| Task item |
Quote the entries in full, character for character, without their images.

| Data section |
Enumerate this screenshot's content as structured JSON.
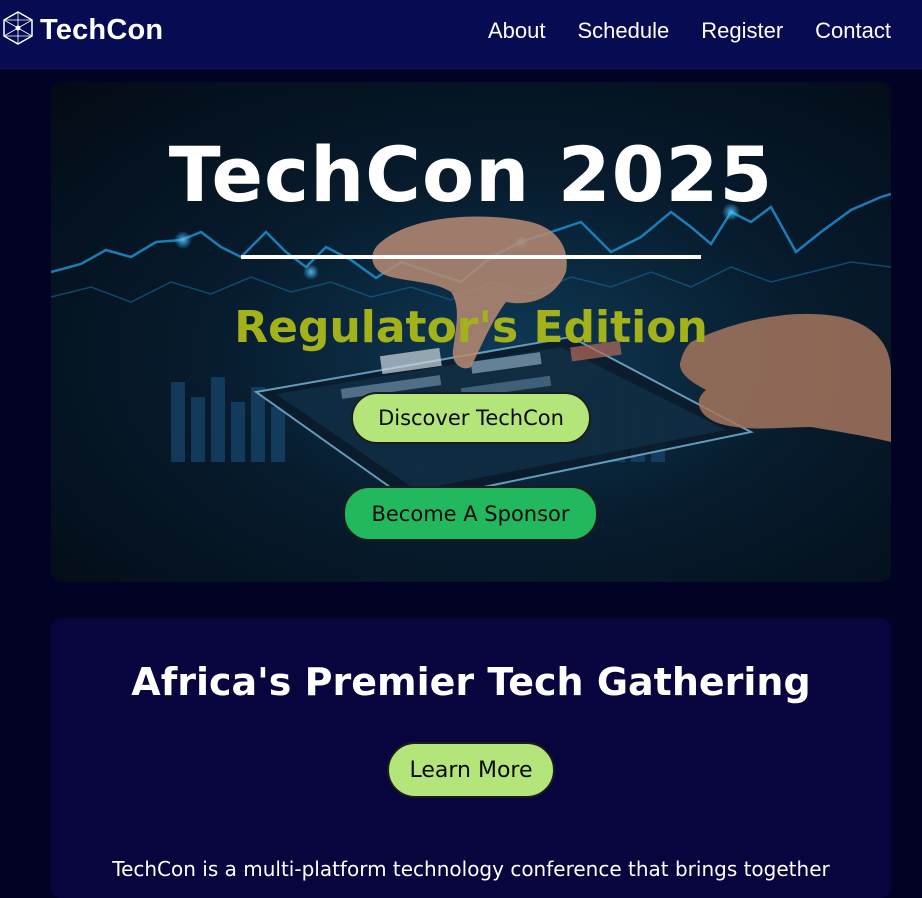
{
  "nav": {
    "logo_icon": "network-hexagon-icon",
    "brand": "TechCon",
    "links": [
      "About",
      "Schedule",
      "Register",
      "Contact"
    ]
  },
  "hero": {
    "title": "TechCon 2025",
    "subtitle": "Regulator's Edition",
    "discover_label": "Discover TechCon",
    "sponsor_label": "Become A Sponsor"
  },
  "about": {
    "title": "Africa's Premier Tech Gathering",
    "learn_label": "Learn More",
    "text": "TechCon is a multi-platform technology conference that brings together"
  },
  "colors": {
    "nav_bg": "#070b52",
    "page_bg": "#020224",
    "accent_green": "#b3e57a",
    "sponsor_green": "#22b85e",
    "subtitle_olive": "#a3b21b"
  }
}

| Answer area |
Enumerate this screenshot's content as structured JSON.
{
  "nav": {
    "logo_icon": "network-hexagon-icon",
    "brand": "TechCon",
    "links": [
      "About",
      "Schedule",
      "Register",
      "Contact"
    ]
  },
  "hero": {
    "title": "TechCon 2025",
    "subtitle": "Regulator's Edition",
    "discover_label": "Discover TechCon",
    "sponsor_label": "Become A Sponsor"
  },
  "about": {
    "title": "Africa's Premier Tech Gathering",
    "learn_label": "Learn More",
    "text": "TechCon is a multi-platform technology conference that brings together"
  },
  "colors": {
    "nav_bg": "#070b52",
    "page_bg": "#020224",
    "accent_green": "#b3e57a",
    "sponsor_green": "#22b85e",
    "subtitle_olive": "#a3b21b"
  }
}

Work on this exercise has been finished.